Peter Schmeichel is one of the best goalkeepers to have ever graced football; a model of consistency, a mountain of a man and comfortably the most successful goalkeeper of the modern era. He is well known for his performances for Manchester United, especially in the 1999 Champions League Final. He is also well remembered for his contribution to the national team of Denmark, helping them win the 1992 European Championship, a feat nobody saw coming and a tale which will forever be inplanted on footballing history. Known for his dominant physique and style, he would bark instructions to those around him, especially to teammates playing below their best.
Manchester United fans always feel confident with Schmeichel in goal. Schmeichel really was the complete goalkeeper, giant, yet agility like a stray cat. His kicks were like rockets, his throws could easily reach the half way line; And he was a player which could walk into most dominant European sides. He was sharp, and cut an impressive, imposing figure.
Being voted at ‘World’s Best Goalkeeper’ in 1992 and 1993 would have been no doubt one of the greatest accolades any keeper could receive but in an illustrious career spanning 21 years, this Danish keeper also made 129 International appearances for Denmark and also notching up an incredible 648 Senior career appearances too. It all started in 1981 when a young Schmeichel spent the first three years at Gladsaxe-Hero in the Danish league. A move in 1984 to Hvidovre and again to Brondby in 1987 meant that after 243 appearances in the Danish leagues and his performances for the National side, this ‘Great Dane’ landed in the premiership with Manchester United in a deal worth a valuable £500,000.

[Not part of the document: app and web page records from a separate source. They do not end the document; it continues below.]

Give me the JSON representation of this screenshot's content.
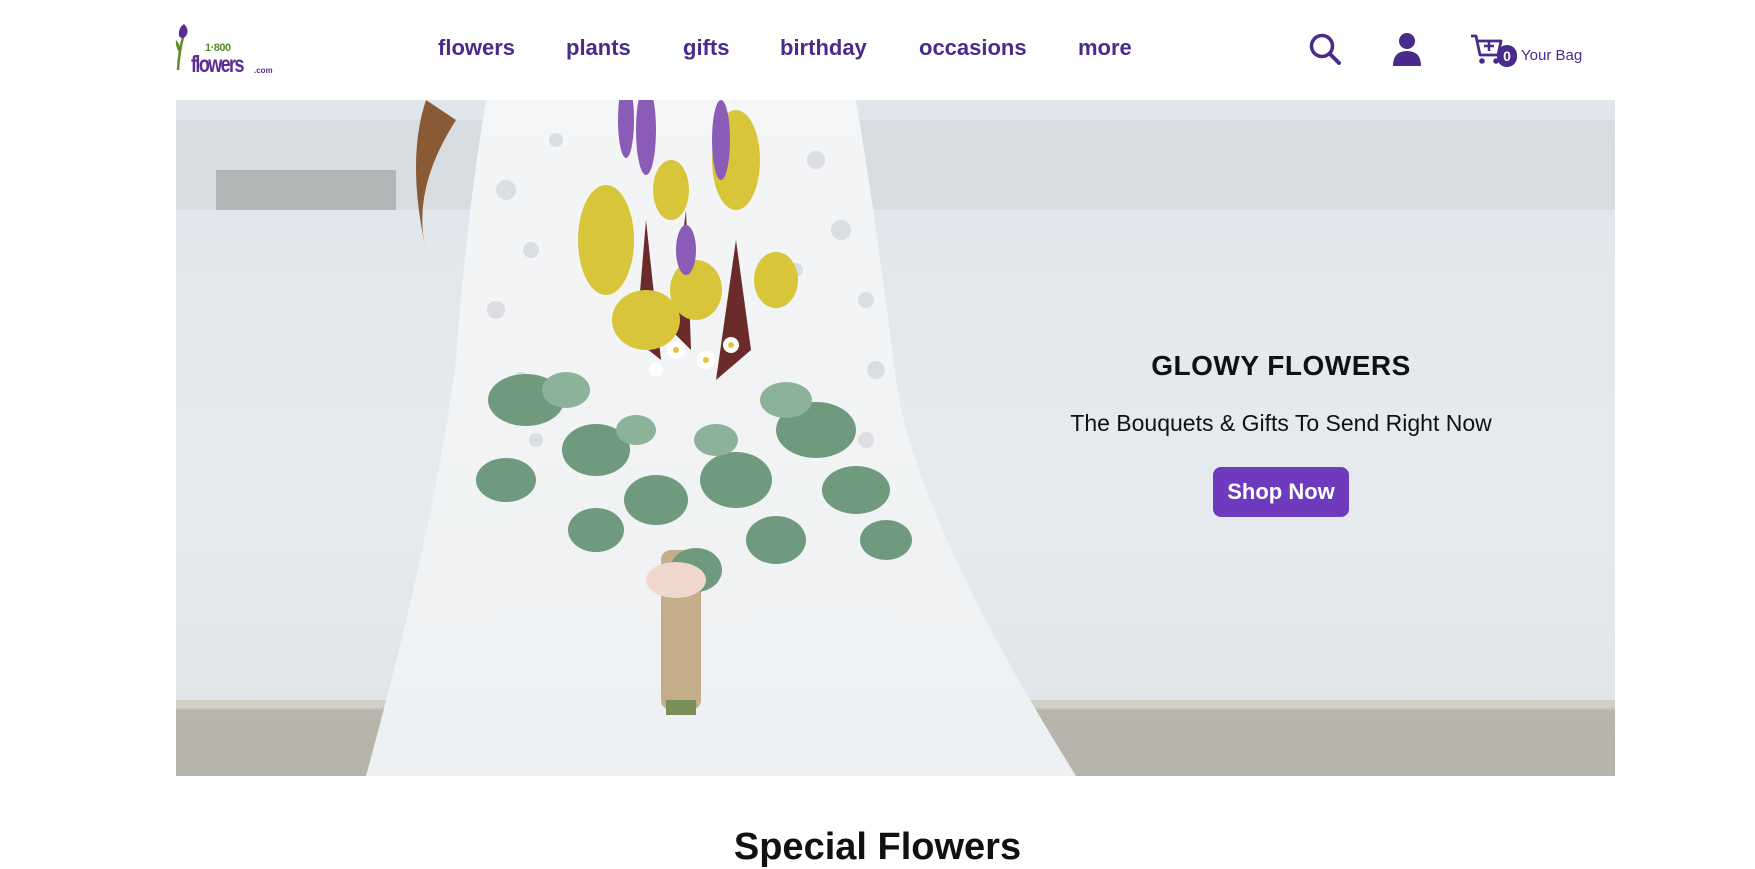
{
  "brand": {
    "logo_number": "1·800",
    "logo_word": "flowers",
    "logo_suffix": ".com",
    "primary_color": "#4a2a8c",
    "button_color": "#6e3bbf",
    "logo_green": "#5b8d2a"
  },
  "nav": {
    "items": [
      "flowers",
      "plants",
      "gifts",
      "birthday",
      "occasions",
      "more"
    ]
  },
  "header": {
    "search_icon": "search-icon",
    "account_icon": "user-icon",
    "cart_icon": "cart-icon",
    "cart_count": "0",
    "bag_label": "Your Bag"
  },
  "hero": {
    "title": "GLOWY FLOWERS",
    "subtitle": "The Bouquets & Gifts To Send Right Now",
    "cta": "Shop Now",
    "image_description": "bride in white lace dress holding a wildflower and eucalyptus bouquet by the water"
  },
  "section": {
    "title": "Special Flowers"
  }
}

It was at United where he made his name for sure on the World stage. His sheer athleticism and bravery saw him pull off the most remarkable saves, making him a pivotal figure as United began to dominate English football.
His save against Rapid Vienna in the Champions League in 1996 was typical of his heroics – earning comparisons with Gordon Banks’ legendary stop to deny Pele at the World Cup in 1970. But it wasn’t only his shot-stopping that made Schmeichel so effective. His distribution of the ball, with his mammoth throws were key to so many break-away goals when finding the runs of Ryan Giggs, Andrei Kanchelskis or David Beckham. Then there was his tendency to offer his services up front in times of need; The Dane famously scoring in a Uefa Cup tie against Rotor Volgograd in 1995. Schmeichel’s stature was immense as United won two league and FA Cup doubles, as well as the Treble in 1999.
By now 35 years old, the gruelling English seasons had taken their toll and Schmeichel decided to make a change, signing with Portuguese club Sporting CP. He went on to win the Portuguese Premier league with them, but did not stay for long, moving again in 2001. Instead, he remarkably returned to England where he signed for Aston Villa. That season, he befittingly became the first goalkeeper to score a goal in the Premiership, against Everton. His brief sojourn in Portugal over, Schmeichel remarkably returned to England with Aston Villa. However, the shock was still to come as, after one season in the Midlands, he signed with United’s historic rivals, Manchester City. During what would prove his final season, he managed to keep a clean sheet in the Manchester derby and contributed to a famous victory for City. Despite such moments, Schmeichel finally called time on his career at the end of that 2002-2003 season.
They say there is only one position in a Manchester United Dream Team which is automatic, and that position is for Peter Schmeichel.
Along with the likes of Lev Yashin, Gordon Banks, Dino Zoff; Peter Schmeichel can truly be held in high regard as one of the best Goalkeepers to have ever lived. A terrific footballer on and off the pitch, he is held within the highest epitome in Danish footballing history, and is a legend for Manchester United. There is no doubt that he has left his mark on football.